■ To do:
Tell how many lines in the following entries include the word "visible", giving the figure alone.

/---

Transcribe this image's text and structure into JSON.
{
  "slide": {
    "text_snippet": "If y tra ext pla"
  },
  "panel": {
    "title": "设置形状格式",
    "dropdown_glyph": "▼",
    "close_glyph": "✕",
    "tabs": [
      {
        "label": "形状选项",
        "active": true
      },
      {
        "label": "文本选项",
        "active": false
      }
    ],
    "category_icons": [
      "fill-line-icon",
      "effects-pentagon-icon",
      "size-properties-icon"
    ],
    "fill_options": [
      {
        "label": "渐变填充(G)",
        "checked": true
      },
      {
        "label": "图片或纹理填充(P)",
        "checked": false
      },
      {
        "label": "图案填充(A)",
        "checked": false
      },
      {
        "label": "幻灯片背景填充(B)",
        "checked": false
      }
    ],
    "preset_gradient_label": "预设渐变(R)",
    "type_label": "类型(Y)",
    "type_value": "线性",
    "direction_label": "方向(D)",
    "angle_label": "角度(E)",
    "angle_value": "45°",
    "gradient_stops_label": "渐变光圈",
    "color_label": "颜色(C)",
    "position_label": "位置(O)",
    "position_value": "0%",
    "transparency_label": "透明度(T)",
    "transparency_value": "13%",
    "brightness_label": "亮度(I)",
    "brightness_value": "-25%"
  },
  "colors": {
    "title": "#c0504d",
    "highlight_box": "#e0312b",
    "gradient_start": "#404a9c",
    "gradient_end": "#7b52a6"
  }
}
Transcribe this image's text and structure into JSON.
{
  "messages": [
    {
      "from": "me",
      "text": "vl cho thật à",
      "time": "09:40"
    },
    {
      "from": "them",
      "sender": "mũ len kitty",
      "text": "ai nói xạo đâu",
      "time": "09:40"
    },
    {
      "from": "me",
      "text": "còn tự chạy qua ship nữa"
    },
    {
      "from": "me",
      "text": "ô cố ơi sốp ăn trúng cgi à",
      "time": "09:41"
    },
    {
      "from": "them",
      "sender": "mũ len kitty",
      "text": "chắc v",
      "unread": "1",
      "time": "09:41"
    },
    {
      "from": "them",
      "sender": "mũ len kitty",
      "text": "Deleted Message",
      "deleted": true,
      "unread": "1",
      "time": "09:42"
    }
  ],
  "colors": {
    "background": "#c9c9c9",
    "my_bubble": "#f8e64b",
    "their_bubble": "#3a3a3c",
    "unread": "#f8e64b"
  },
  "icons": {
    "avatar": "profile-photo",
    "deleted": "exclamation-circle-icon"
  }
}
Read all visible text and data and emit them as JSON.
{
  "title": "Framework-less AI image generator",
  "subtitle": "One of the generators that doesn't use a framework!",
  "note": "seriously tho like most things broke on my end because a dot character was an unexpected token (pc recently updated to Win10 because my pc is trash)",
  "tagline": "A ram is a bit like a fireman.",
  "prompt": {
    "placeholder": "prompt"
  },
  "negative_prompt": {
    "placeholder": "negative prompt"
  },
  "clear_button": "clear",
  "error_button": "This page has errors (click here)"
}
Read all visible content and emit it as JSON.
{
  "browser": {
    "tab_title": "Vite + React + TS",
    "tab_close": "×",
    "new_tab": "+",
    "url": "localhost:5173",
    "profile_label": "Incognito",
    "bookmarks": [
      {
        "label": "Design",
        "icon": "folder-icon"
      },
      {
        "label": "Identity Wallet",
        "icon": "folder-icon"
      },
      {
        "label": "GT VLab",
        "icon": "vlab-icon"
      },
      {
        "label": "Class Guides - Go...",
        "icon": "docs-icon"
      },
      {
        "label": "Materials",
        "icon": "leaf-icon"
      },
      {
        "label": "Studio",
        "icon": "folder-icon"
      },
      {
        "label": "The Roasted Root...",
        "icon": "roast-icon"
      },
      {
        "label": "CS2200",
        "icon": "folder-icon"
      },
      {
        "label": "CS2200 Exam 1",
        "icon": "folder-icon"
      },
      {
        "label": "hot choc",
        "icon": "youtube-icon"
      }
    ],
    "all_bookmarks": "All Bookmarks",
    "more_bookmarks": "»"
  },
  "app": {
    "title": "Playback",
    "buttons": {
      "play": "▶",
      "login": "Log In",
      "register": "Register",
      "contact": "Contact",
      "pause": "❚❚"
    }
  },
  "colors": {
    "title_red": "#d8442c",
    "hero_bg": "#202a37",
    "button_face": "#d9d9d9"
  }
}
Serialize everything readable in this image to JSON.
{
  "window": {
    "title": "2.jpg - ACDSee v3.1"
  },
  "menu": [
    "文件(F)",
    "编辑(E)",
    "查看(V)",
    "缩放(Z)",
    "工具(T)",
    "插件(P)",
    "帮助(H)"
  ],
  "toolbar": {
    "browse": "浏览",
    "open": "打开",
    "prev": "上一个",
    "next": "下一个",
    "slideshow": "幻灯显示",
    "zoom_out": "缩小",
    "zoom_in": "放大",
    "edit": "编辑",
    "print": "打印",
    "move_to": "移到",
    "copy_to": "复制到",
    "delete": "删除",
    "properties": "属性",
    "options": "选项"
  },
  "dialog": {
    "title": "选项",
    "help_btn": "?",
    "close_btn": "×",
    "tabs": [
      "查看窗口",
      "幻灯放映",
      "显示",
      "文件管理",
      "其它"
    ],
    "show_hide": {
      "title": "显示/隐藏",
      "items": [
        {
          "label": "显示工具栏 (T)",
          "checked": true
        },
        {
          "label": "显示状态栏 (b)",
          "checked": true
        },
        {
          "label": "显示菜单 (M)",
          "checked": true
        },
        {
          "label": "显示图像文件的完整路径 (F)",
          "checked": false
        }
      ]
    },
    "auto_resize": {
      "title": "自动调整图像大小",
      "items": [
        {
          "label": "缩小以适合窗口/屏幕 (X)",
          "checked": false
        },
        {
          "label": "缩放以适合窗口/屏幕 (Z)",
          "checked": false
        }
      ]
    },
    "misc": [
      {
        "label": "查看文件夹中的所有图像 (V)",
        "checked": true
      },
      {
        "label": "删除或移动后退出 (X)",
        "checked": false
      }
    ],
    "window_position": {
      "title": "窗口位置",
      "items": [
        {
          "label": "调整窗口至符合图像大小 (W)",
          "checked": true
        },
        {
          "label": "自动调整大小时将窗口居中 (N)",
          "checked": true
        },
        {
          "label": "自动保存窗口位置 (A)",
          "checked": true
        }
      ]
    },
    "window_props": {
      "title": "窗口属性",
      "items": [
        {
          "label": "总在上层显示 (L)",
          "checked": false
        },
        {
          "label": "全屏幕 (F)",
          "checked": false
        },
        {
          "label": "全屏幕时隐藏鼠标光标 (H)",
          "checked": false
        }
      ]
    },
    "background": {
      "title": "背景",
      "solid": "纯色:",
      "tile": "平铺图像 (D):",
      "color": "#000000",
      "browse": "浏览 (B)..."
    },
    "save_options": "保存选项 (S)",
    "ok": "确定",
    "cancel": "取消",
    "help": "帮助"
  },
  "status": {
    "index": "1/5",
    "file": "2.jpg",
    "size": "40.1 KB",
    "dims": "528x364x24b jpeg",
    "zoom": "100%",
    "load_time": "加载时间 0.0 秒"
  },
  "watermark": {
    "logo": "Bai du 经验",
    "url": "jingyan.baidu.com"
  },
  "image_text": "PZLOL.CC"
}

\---

■ Result:
2